Home > Industry stuff, Jobs > How to nail that other type of interview

How to nail that other type of interview

January 25, 2011

The other day, Burnaby Now editor Pat Tracy gave all aspiring journalists a cheat-sheet for finding work in a newsroom with a terrific post on her blog. You can read the full post here.

I’ll leave aside sarcastic comments about luck being the primary ingredient and get onto Pat’s super list.

If I may paraphrase, to get a job at the Now you should: have worked at McDonalds; be confident enough to (purposely) reveal a weakness; be ambitious; show initiative; have volunteered; refrain from burning bridges; listen; and maintain a half-decent online reputation.

Some particularly interesting insights:

On confidence:

Ego isn’t a bad thing, but bells go off for me when a job seeker never credits anyone else with any part of their perceived successes. No one does it alone.

I don’t think I’ve ever thought to give credit to others in a job interview. I probably should have, but an interview tends to focus me on, well, me.
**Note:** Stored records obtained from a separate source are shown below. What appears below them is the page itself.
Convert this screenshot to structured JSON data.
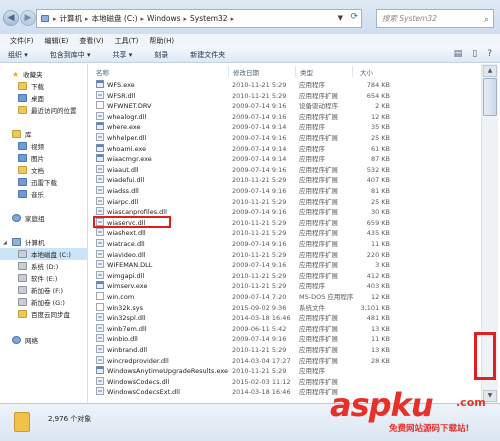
{
  "address": {
    "crumbs": [
      "计算机",
      "本地磁盘 (C:)",
      "Windows",
      "System32"
    ],
    "search_placeholder": "搜索 System32"
  },
  "menu": [
    "文件(F)",
    "编辑(E)",
    "查看(V)",
    "工具(T)",
    "帮助(H)"
  ],
  "toolbar": [
    "组织 ▾",
    "包含到库中 ▾",
    "共享 ▾",
    "刻录",
    "新建文件夹"
  ],
  "nav": [
    {
      "label": "收藏夹",
      "icon": "star-icon"
    },
    {
      "label": "下载",
      "icon": "folder-icon"
    },
    {
      "label": "桌面",
      "icon": "folder-icon"
    },
    {
      "label": "最近访问的位置",
      "icon": "folder-icon"
    },
    {
      "label": "库",
      "icon": "library-icon"
    },
    {
      "label": "视频",
      "icon": "folder-icon"
    },
    {
      "label": "图片",
      "icon": "folder-icon"
    },
    {
      "label": "文档",
      "icon": "folder-icon"
    },
    {
      "label": "迅雷下载",
      "icon": "folder-icon"
    },
    {
      "label": "音乐",
      "icon": "folder-icon"
    },
    {
      "label": "家庭组",
      "icon": "homegroup-icon"
    },
    {
      "label": "计算机",
      "icon": "computer-icon"
    },
    {
      "label": "本地磁盘 (C:)",
      "icon": "drive-icon"
    },
    {
      "label": "系统 (D:)",
      "icon": "drive-icon"
    },
    {
      "label": "软件 (E:)",
      "icon": "drive-icon"
    },
    {
      "label": "新加卷 (F:)",
      "icon": "drive-icon"
    },
    {
      "label": "新加卷 (G:)",
      "icon": "drive-icon"
    },
    {
      "label": "百度云同步盘",
      "icon": "folder-icon"
    },
    {
      "label": "网络",
      "icon": "network-icon"
    }
  ],
  "columns": {
    "name": "名称",
    "date": "修改日期",
    "type": "类型",
    "size": "大小"
  },
  "files": [
    {
      "name": "WFS.exe",
      "date": "2010-11-21 5:29",
      "type": "应用程序",
      "size": "784 KB",
      "kind": "exe"
    },
    {
      "name": "WFSR.dll",
      "date": "2010-11-21 5:29",
      "type": "应用程序扩展",
      "size": "654 KB",
      "kind": "dll"
    },
    {
      "name": "WFWNET.DRV",
      "date": "2009-07-14 9:16",
      "type": "设备驱动程序",
      "size": "2 KB",
      "kind": "gen"
    },
    {
      "name": "whealogr.dll",
      "date": "2009-07-14 9:16",
      "type": "应用程序扩展",
      "size": "12 KB",
      "kind": "dll"
    },
    {
      "name": "where.exe",
      "date": "2009-07-14 9:14",
      "type": "应用程序",
      "size": "35 KB",
      "kind": "exe"
    },
    {
      "name": "whhelper.dll",
      "date": "2009-07-14 9:16",
      "type": "应用程序扩展",
      "size": "25 KB",
      "kind": "dll"
    },
    {
      "name": "whoami.exe",
      "date": "2009-07-14 9:14",
      "type": "应用程序",
      "size": "61 KB",
      "kind": "exe"
    },
    {
      "name": "wiaacmgr.exe",
      "date": "2009-07-14 9:14",
      "type": "应用程序",
      "size": "87 KB",
      "kind": "exe"
    },
    {
      "name": "wiaaut.dll",
      "date": "2009-07-14 9:16",
      "type": "应用程序扩展",
      "size": "532 KB",
      "kind": "dll"
    },
    {
      "name": "wiadefui.dll",
      "date": "2010-11-21 5:29",
      "type": "应用程序扩展",
      "size": "407 KB",
      "kind": "dll"
    },
    {
      "name": "wiadss.dll",
      "date": "2009-07-14 9:16",
      "type": "应用程序扩展",
      "size": "81 KB",
      "kind": "dll"
    },
    {
      "name": "wiarpc.dll",
      "date": "2010-11-21 5:29",
      "type": "应用程序扩展",
      "size": "25 KB",
      "kind": "dll"
    },
    {
      "name": "wiascanprofiles.dll",
      "date": "2009-07-14 9:16",
      "type": "应用程序扩展",
      "size": "30 KB",
      "kind": "dll"
    },
    {
      "name": "wiaservc.dll",
      "date": "2010-11-21 5:29",
      "type": "应用程序扩展",
      "size": "659 KB",
      "kind": "dll"
    },
    {
      "name": "wiashext.dll",
      "date": "2010-11-21 5:29",
      "type": "应用程序扩展",
      "size": "435 KB",
      "kind": "dll"
    },
    {
      "name": "wiatrace.dll",
      "date": "2009-07-14 9:16",
      "type": "应用程序扩展",
      "size": "11 KB",
      "kind": "dll"
    },
    {
      "name": "wiavideo.dll",
      "date": "2010-11-21 5:29",
      "type": "应用程序扩展",
      "size": "220 KB",
      "kind": "dll"
    },
    {
      "name": "WIFEMAN.DLL",
      "date": "2009-07-14 9:16",
      "type": "应用程序扩展",
      "size": "3 KB",
      "kind": "dll"
    },
    {
      "name": "wimgapi.dll",
      "date": "2010-11-21 5:29",
      "type": "应用程序扩展",
      "size": "412 KB",
      "kind": "dll"
    },
    {
      "name": "wimserv.exe",
      "date": "2010-11-21 5:29",
      "type": "应用程序",
      "size": "403 KB",
      "kind": "exe"
    },
    {
      "name": "win.com",
      "date": "2009-07-14 7:20",
      "type": "MS-DOS 应用程序",
      "size": "12 KB",
      "kind": "gen"
    },
    {
      "name": "win32k.sys",
      "date": "2015-09-02 9:36",
      "type": "系统文件",
      "size": "3,101 KB",
      "kind": "gen"
    },
    {
      "name": "win32spl.dll",
      "date": "2014-03-18 16:46",
      "type": "应用程序扩展",
      "size": "481 KB",
      "kind": "dll"
    },
    {
      "name": "winb7em.dll",
      "date": "2009-06-11 5:42",
      "type": "应用程序扩展",
      "size": "13 KB",
      "kind": "dll"
    },
    {
      "name": "winbio.dll",
      "date": "2009-07-14 9:16",
      "type": "应用程序扩展",
      "size": "11 KB",
      "kind": "dll"
    },
    {
      "name": "winbrand.dll",
      "date": "2010-11-21 5:29",
      "type": "应用程序扩展",
      "size": "13 KB",
      "kind": "dll"
    },
    {
      "name": "wincredprovider.dll",
      "date": "2014-03-04 17:27",
      "type": "应用程序扩展",
      "size": "28 KB",
      "kind": "dll"
    },
    {
      "name": "WindowsAnytimeUpgradeResults.exe",
      "date": "2010-11-21 5:29",
      "type": "应用程序",
      "size": "",
      "kind": "exe"
    },
    {
      "name": "WindowsCodecs.dll",
      "date": "2015-02-03 11:12",
      "type": "应用程序扩展",
      "size": "",
      "kind": "dll"
    },
    {
      "name": "WindowsCodecsExt.dll",
      "date": "2014-03-18 16:46",
      "type": "应用程序扩展",
      "size": "",
      "kind": "dll"
    }
  ],
  "status": {
    "count": "2,976 个对象"
  },
  "watermark": {
    "main": "aspku",
    "tld": ".com",
    "sub": "免费网站源码下载站!"
  },
  "colors": {
    "accent": "#e02020",
    "selection": "#cce4f7"
  }
}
On (not) burning bridges:

The ability to deal with a tough situation, and leave on good terms, is an essential skill in journalism.

On not being a total ass online:

I don’t expect people to be saints. But judgment is a large part of a journalist’s job, and if you reveal poor judgment online it raises serious doubts.

On ambition:

I want to see someone who has plans or goals. It gives me an idea of their thinking, and, again, if they’re in touch with reality.

The ambition aspect is what interests me most. I would never go into an interview and tell my prospective editor that I dreamed of a career with a major daily newspaper (back when that was my goal. It’s not anymore. But that’s another post altogether). Of course, most editors realize you’ll eventually move on, but my standard line has always been something like “I plan on staying here for the foreseeable future.”

It just seems weird to say “I hope this to be a mere stepping stone,” even if that is your intention.

That said, I agree that ambition is an absolutely vital trait. Of course “ambition” doesn’t have to mean an overpowering desire to write for a bigger paper; it could be an ambition to write longform magazine articles, to eventually be the editor, to piss off the government, to win awards, or to break huge stories.

Exactly how to communicate that ambition is tricky, but—having thought about it for the first time now—I think I’d focus on a desire to make a name for myself at the paper, in the community. I think it’d still be a mistake to talk about leaving before I started a job.

What do you think? Leave a comment.

Photo by bpsusf via Flickr
Categories: Industry stuff, Jobs Tags: ,
%d bloggers like this: